**Required action**
Every entry, exactly as given, must be retyped.
++++ Data provided
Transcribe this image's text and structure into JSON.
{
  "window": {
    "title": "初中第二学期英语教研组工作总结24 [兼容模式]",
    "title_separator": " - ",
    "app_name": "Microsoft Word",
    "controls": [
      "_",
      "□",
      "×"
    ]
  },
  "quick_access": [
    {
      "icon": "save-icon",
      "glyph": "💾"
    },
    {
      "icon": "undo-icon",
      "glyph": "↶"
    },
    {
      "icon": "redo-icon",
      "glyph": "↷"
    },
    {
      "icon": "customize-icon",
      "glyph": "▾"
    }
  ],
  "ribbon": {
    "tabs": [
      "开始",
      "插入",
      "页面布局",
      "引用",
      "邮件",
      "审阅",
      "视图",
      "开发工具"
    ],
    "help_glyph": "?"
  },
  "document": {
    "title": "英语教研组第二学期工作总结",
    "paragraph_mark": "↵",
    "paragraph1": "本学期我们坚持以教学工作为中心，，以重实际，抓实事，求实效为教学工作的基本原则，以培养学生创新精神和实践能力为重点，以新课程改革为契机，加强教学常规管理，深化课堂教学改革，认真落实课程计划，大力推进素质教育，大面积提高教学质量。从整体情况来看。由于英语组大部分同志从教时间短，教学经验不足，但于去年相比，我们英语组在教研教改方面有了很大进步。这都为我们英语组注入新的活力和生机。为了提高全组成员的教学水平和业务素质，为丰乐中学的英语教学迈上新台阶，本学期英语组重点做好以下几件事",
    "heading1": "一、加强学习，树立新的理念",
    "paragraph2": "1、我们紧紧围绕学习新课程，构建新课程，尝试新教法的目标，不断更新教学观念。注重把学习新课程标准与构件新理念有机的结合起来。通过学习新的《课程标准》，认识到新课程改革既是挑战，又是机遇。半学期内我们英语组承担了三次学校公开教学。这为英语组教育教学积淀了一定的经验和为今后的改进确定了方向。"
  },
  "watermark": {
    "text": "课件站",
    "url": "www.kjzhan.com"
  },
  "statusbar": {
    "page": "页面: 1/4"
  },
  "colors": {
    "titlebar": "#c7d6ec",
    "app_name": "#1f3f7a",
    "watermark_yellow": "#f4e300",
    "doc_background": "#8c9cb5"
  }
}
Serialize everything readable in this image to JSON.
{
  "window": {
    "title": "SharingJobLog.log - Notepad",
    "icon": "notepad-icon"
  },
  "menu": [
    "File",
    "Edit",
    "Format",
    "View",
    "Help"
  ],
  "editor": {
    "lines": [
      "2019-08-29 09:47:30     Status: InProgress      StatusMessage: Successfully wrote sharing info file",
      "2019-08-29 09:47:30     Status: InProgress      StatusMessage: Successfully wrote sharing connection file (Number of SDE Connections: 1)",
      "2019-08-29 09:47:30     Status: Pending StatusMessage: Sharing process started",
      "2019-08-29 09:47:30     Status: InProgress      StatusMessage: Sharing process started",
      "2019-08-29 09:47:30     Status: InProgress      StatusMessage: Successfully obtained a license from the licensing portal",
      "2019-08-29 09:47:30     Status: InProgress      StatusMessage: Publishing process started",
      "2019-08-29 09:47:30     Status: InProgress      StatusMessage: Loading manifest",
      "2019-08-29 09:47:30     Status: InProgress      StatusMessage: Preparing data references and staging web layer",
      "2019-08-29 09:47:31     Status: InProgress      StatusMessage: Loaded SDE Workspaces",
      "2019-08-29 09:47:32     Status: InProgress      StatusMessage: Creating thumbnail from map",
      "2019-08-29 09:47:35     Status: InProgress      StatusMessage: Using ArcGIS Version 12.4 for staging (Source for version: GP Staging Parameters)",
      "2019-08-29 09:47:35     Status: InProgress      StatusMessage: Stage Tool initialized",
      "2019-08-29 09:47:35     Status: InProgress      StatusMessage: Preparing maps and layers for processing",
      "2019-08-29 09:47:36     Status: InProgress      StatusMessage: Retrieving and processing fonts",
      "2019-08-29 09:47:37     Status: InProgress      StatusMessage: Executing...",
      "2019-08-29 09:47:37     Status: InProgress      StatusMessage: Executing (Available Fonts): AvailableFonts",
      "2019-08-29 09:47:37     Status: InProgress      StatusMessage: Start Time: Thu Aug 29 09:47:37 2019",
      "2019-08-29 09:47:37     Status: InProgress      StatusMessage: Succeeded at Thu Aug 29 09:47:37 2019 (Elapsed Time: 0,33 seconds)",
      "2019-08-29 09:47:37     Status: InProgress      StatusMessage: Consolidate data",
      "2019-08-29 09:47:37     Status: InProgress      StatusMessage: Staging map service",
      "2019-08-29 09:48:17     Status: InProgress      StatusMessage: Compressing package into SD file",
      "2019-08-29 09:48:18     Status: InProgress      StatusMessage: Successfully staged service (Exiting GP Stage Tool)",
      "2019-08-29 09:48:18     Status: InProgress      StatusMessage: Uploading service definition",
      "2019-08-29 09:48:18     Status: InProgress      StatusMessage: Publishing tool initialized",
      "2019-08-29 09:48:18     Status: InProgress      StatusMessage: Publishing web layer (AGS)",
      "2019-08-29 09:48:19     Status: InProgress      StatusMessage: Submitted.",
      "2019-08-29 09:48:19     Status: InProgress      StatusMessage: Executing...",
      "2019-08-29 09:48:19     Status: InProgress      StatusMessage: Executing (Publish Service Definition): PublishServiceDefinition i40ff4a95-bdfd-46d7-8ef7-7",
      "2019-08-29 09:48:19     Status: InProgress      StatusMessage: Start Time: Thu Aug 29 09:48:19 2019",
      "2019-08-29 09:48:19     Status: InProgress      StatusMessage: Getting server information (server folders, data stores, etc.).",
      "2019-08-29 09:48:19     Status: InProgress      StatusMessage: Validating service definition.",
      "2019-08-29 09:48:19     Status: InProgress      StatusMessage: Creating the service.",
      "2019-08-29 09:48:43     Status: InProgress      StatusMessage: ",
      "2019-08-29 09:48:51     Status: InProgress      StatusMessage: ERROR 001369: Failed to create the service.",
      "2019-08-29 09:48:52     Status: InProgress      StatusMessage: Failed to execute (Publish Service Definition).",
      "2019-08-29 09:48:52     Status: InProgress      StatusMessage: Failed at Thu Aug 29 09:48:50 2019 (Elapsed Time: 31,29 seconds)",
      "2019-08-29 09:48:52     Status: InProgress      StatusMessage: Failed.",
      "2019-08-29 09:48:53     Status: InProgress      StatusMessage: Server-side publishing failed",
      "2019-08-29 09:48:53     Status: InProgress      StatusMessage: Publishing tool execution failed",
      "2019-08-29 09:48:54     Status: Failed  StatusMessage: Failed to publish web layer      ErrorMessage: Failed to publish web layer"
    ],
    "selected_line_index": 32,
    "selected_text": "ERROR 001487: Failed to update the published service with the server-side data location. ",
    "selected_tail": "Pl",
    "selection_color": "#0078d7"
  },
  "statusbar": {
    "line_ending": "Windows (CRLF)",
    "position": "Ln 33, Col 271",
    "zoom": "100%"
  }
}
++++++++
**Task result**
Transcribe this image's text and structure into JSON.
{
  "window": {
    "title": "初中第二学期英语教研组工作总结24 [兼容模式]",
    "title_separator": " - ",
    "app_name": "Microsoft Word",
    "controls": [
      "_",
      "□",
      "×"
    ]
  },
  "quick_access": [
    {
      "icon": "save-icon",
      "glyph": "💾"
    },
    {
      "icon": "undo-icon",
      "glyph": "↶"
    },
    {
      "icon": "redo-icon",
      "glyph": "↷"
    },
    {
      "icon": "customize-icon",
      "glyph": "▾"
    }
  ],
  "ribbon": {
    "tabs": [
      "开始",
      "插入",
      "页面布局",
      "引用",
      "邮件",
      "审阅",
      "视图",
      "开发工具"
    ],
    "help_glyph": "?"
  },
  "document": {
    "title": "英语教研组第二学期工作总结",
    "paragraph_mark": "↵",
    "paragraph1": "本学期我们坚持以教学工作为中心，，以重实际，抓实事，求实效为教学工作的基本原则，以培养学生创新精神和实践能力为重点，以新课程改革为契机，加强教学常规管理，深化课堂教学改革，认真落实课程计划，大力推进素质教育，大面积提高教学质量。从整体情况来看。由于英语组大部分同志从教时间短，教学经验不足，但于去年相比，我们英语组在教研教改方面有了很大进步。这都为我们英语组注入新的活力和生机。为了提高全组成员的教学水平和业务素质，为丰乐中学的英语教学迈上新台阶，本学期英语组重点做好以下几件事",
    "heading1": "一、加强学习，树立新的理念",
    "paragraph2": "1、我们紧紧围绕学习新课程，构建新课程，尝试新教法的目标，不断更新教学观念。注重把学习新课程标准与构件新理念有机的结合起来。通过学习新的《课程标准》，认识到新课程改革既是挑战，又是机遇。半学期内我们英语组承担了三次学校公开教学。这为英语组教育教学积淀了一定的经验和为今后的改进确定了方向。"
  },
  "watermark": {
    "text": "课件站",
    "url": "www.kjzhan.com"
  },
  "statusbar": {
    "page": "页面: 1/4"
  },
  "colors": {
    "titlebar": "#c7d6ec",
    "app_name": "#1f3f7a",
    "watermark_yellow": "#f4e300",
    "doc_background": "#8c9cb5"
  }
}
Serialize everything readable in this image to JSON.
{
  "window": {
    "title": "SharingJobLog.log - Notepad",
    "icon": "notepad-icon"
  },
  "menu": [
    "File",
    "Edit",
    "Format",
    "View",
    "Help"
  ],
  "editor": {
    "lines": [
      "2019-08-29 09:47:30     Status: InProgress      StatusMessage: Successfully wrote sharing info file",
      "2019-08-29 09:47:30     Status: InProgress      StatusMessage: Successfully wrote sharing connection file (Number of SDE Connections: 1)",
      "2019-08-29 09:47:30     Status: Pending StatusMessage: Sharing process started",
      "2019-08-29 09:47:30     Status: InProgress      StatusMessage: Sharing process started",
      "2019-08-29 09:47:30     Status: InProgress      StatusMessage: Successfully obtained a license from the licensing portal",
      "2019-08-29 09:47:30     Status: InProgress      StatusMessage: Publishing process started",
      "2019-08-29 09:47:30     Status: InProgress      StatusMessage: Loading manifest",
      "2019-08-29 09:47:30     Status: InProgress      StatusMessage: Preparing data references and staging web layer",
      "2019-08-29 09:47:31     Status: InProgress      StatusMessage: Loaded SDE Workspaces",
      "2019-08-29 09:47:32     Status: InProgress      StatusMessage: Creating thumbnail from map",
      "2019-08-29 09:47:35     Status: InProgress      StatusMessage: Using ArcGIS Version 12.4 for staging (Source for version: GP Staging Parameters)",
      "2019-08-29 09:47:35     Status: InProgress      StatusMessage: Stage Tool initialized",
      "2019-08-29 09:47:35     Status: InProgress      StatusMessage: Preparing maps and layers for processing",
      "2019-08-29 09:47:36     Status: InProgress      StatusMessage: Retrieving and processing fonts",
      "2019-08-29 09:47:37     Status: InProgress      StatusMessage: Executing...",
      "2019-08-29 09:47:37     Status: InProgress      StatusMessage: Executing (Available Fonts): AvailableFonts",
      "2019-08-29 09:47:37     Status: InProgress      StatusMessage: Start Time: Thu Aug 29 09:47:37 2019",
      "2019-08-29 09:47:37     Status: InProgress      StatusMessage: Succeeded at Thu Aug 29 09:47:37 2019 (Elapsed Time: 0,33 seconds)",
      "2019-08-29 09:47:37     Status: InProgress      StatusMessage: Consolidate data",
      "2019-08-29 09:47:37     Status: InProgress      StatusMessage: Staging map service",
      "2019-08-29 09:48:17     Status: InProgress      StatusMessage: Compressing package into SD file",
      "2019-08-29 09:48:18     Status: InProgress      StatusMessage: Successfully staged service (Exiting GP Stage Tool)",
      "2019-08-29 09:48:18     Status: InProgress      StatusMessage: Uploading service definition",
      "2019-08-29 09:48:18     Status: InProgress      StatusMessage: Publishing tool initialized",
      "2019-08-29 09:48:18     Status: InProgress      StatusMessage: Publishing web layer (AGS)",
      "2019-08-29 09:48:19     Status: InProgress      StatusMessage: Submitted.",
      "2019-08-29 09:48:19     Status: InProgress      StatusMessage: Executing...",
      "2019-08-29 09:48:19     Status: InProgress      StatusMessage: Executing (Publish Service Definition): PublishServiceDefinition i40ff4a95-bdfd-46d7-8ef7-7",
      "2019-08-29 09:48:19     Status: InProgress      StatusMessage: Start Time: Thu Aug 29 09:48:19 2019",
      "2019-08-29 09:48:19     Status: InProgress      StatusMessage: Getting server information (server folders, data stores, etc.).",
      "2019-08-29 09:48:19     Status: InProgress      StatusMessage: Validating service definition.",
      "2019-08-29 09:48:19     Status: InProgress      StatusMessage: Creating the service.",
      "2019-08-29 09:48:43     Status: InProgress      StatusMessage: ",
      "2019-08-29 09:48:51     Status: InProgress      StatusMessage: ERROR 001369: Failed to create the service.",
      "2019-08-29 09:48:52     Status: InProgress      StatusMessage: Failed to execute (Publish Service Definition).",
      "2019-08-29 09:48:52     Status: InProgress      StatusMessage: Failed at Thu Aug 29 09:48:50 2019 (Elapsed Time: 31,29 seconds)",
      "2019-08-29 09:48:52     Status: InProgress      StatusMessage: Failed.",
      "2019-08-29 09:48:53     Status: InProgress      StatusMessage: Server-side publishing failed",
      "2019-08-29 09:48:53     Status: InProgress      StatusMessage: Publishing tool execution failed",
      "2019-08-29 09:48:54     Status: Failed  StatusMessage: Failed to publish web layer      ErrorMessage: Failed to publish web layer"
    ],
    "selected_line_index": 32,
    "selected_text": "ERROR 001487: Failed to update the published service with the server-side data location. ",
    "selected_tail": "Pl",
    "selection_color": "#0078d7"
  },
  "statusbar": {
    "line_ending": "Windows (CRLF)",
    "position": "Ln 33, Col 271",
    "zoom": "100%"
  }
}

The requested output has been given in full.